Are we already entering the post-touch era? That question is prompted by Tobii Technology's announcement on Wednesday that next week it will sell to developers a device enabling Windows 8 users to control their computers with their eyes.
The USB peripheral device, called REX and described by the Swedish company as a "gaze interaction peripheral," is a strip that attaches to a computer screen, utilizes the company's Tobii Gaze software , and enables a user to control such functions as selecting, scrolling, zooming, and navigating through eye movements alone.
The company, founded in 2001, said the device is first being offered to developers in order to create a supply of applications that take advantage of eye-tracking , and a consumer version is planned for release in the second half of 2013. The Developer Edition goes for $995, including a software development kit and other support. The consumer price has not been announced.
When the consumer version is released, the company said only an initial run of 5,000 REX units will be offered, in order to prove the viability of the technology and the market. The product is targeted for Windows 8 devices, and Tobii has indicated it expects the technology to be integrated into laptops, tablets and screens within the next few years.
At the 2012 Consumer Electronics Show, Tobii showed an interface called Gaze UI that was integrated into a pre-release Windows 8 laptop, utilizing a touchpad in conjunction with eye tracking. The company has said it sees this technology being used in conjunction with mice and keyboards, rather than completely replacing them. REX is scheduled to be demonstrated at this year's CES, which starts next week in Las Vegas.
The company's technology, which was initially developed in a research project at the Royal Institute of Technology in Stockholm, incorporates near-infrared micro-projectors, optical sensors and image processing. The micro-projectors generate reflection patterns on a user's eyes, and image sensors register the user's eyes and the projection patterns in real time. Image processing and mathematical models calculate the eyes' position and the point at which they are gazing.
Beyond Keyboard, Mouse
Ross Rubin, principal analyst for Reticle Research, noted that touch computing has opened the door "to the potential of interaction beyond a keyboard and mouse," as has mobile interaction based on accelerators and gyroscopes.
But, he said, the viability of eye gazing and other new technologies can be limited if they are not supported at the operating system level, because they "can only emulate some action that is already supported," such as pinch-to-zoom or hover. Even though there are an increasing number of companies offering new forms of interaction, Rubin told us, their technologies are built around APIs and their specific applications -- a situation that he does not see changing "in the near future."

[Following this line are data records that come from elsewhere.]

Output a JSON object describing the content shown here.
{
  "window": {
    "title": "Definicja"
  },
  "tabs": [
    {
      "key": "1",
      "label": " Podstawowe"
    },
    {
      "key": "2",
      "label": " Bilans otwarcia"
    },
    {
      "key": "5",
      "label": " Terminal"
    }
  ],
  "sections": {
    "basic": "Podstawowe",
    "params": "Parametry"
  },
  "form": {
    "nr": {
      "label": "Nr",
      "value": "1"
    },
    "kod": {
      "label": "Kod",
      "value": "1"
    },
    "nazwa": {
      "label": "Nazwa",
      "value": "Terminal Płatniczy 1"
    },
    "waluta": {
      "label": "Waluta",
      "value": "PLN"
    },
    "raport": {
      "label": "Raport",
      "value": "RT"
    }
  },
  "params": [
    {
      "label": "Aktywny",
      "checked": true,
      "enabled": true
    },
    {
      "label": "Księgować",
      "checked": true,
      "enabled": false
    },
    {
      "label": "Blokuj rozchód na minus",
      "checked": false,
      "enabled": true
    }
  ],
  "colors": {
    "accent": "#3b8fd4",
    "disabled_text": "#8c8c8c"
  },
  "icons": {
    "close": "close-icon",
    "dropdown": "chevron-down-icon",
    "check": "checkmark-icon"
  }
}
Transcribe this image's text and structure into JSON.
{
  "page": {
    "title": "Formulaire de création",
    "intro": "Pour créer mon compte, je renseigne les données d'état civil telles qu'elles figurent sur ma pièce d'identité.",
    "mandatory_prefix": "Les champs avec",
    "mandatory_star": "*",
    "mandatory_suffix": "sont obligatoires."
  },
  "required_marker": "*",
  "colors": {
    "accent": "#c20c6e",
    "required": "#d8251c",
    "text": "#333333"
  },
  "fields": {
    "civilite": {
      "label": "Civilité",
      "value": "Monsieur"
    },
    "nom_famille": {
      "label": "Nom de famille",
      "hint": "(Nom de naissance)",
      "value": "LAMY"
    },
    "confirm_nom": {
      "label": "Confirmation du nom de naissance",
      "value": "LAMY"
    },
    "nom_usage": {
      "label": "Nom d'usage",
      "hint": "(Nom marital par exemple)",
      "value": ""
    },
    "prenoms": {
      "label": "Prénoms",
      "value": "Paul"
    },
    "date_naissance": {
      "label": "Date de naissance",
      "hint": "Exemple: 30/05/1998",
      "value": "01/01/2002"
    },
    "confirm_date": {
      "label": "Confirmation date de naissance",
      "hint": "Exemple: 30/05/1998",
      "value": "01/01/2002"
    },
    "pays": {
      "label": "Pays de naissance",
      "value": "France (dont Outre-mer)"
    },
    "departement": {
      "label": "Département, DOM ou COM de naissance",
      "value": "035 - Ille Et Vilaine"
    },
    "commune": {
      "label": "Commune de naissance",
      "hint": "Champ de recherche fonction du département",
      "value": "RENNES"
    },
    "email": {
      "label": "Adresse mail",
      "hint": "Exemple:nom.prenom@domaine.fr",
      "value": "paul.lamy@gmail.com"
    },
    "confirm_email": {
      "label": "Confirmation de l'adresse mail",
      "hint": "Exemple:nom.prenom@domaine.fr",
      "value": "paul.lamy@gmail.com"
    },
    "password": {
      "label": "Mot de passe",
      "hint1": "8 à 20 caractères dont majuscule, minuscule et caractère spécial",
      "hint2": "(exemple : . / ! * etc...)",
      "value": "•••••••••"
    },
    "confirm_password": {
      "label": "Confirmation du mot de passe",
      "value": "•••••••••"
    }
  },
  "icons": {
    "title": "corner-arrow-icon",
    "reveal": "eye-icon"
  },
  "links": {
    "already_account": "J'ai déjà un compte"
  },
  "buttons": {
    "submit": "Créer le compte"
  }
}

Tobii's REX joins a continuing stream of releases and announcements that could point, someday, to the post-touch future. In addition to the growing cottage industry creating new uses for Microsoft's gestural controller Kinect, for instance, a company named Leap Motion has seeded its upcoming $70 controller and software for precise, 3D in-the-air gestural control to 50,000 developers. Its product, which Leap Motion said is "200 times more sensitive than existing motion-control technology," is also expected to be released this year.